◆ Problem description
Wherever the string "move" shows up in the material below, copy that line.

◆ Input records
⁂
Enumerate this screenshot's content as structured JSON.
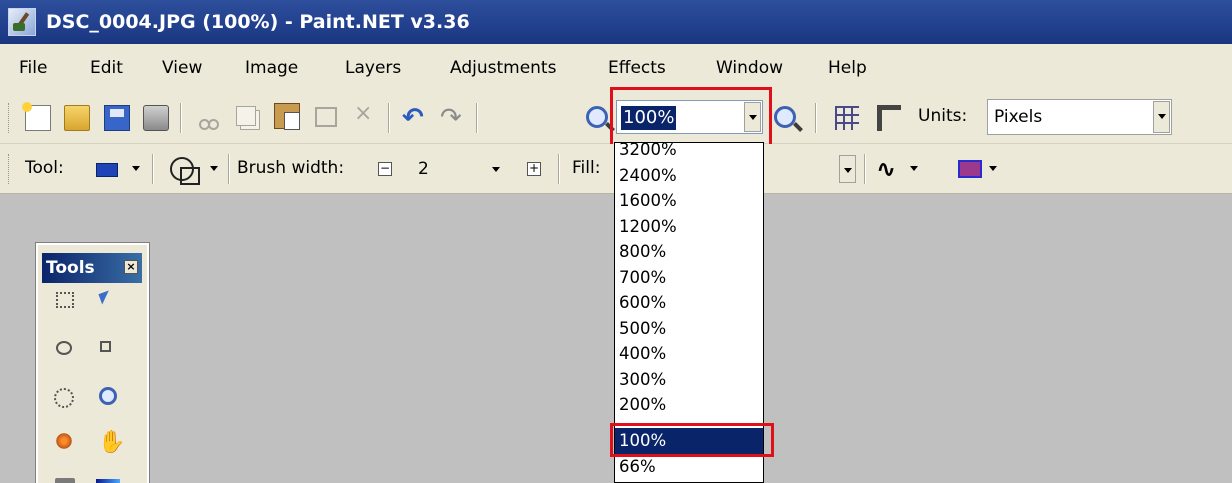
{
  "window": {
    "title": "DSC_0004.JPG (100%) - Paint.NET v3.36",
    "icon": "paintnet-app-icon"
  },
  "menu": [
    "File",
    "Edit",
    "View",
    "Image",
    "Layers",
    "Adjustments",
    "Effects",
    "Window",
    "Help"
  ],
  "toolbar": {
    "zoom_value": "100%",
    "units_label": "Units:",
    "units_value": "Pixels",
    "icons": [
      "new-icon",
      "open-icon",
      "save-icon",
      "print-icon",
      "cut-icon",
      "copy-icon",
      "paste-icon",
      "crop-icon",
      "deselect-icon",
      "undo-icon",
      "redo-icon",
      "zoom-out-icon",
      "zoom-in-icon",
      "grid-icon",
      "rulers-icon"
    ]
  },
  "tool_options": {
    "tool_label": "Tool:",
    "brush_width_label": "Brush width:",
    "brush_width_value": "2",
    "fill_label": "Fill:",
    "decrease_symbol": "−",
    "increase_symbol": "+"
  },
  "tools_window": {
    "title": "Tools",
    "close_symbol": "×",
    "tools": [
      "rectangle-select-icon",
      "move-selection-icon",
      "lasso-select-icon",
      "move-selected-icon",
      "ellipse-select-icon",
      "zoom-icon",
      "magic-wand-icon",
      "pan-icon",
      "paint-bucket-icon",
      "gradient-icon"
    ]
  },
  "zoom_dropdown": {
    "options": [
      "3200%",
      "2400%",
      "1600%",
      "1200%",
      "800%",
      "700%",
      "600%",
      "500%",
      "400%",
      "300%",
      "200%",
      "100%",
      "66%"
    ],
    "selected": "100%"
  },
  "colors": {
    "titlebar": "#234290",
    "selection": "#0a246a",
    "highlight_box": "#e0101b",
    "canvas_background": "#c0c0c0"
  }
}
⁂
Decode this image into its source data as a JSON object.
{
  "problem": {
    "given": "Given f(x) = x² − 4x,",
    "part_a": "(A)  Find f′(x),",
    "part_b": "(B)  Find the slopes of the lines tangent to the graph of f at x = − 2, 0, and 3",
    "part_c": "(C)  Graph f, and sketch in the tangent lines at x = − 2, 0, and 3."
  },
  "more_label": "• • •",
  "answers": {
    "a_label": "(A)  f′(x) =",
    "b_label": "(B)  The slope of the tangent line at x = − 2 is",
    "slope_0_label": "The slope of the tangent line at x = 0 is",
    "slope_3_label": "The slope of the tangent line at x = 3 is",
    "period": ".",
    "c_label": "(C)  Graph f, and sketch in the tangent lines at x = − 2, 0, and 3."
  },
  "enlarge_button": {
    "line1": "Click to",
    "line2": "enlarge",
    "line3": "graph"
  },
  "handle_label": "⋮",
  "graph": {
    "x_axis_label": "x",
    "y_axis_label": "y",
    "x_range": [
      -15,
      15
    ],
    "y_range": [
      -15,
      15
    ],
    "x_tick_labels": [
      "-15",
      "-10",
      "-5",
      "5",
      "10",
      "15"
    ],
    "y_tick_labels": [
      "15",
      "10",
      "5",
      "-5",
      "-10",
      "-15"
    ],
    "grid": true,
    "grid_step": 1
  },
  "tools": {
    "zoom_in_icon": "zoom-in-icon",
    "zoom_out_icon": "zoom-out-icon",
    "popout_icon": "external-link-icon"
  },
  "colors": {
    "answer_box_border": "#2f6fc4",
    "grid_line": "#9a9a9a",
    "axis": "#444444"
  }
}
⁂
◆ Expected answer
      "move-selection-icon",
      "move-selected-icon",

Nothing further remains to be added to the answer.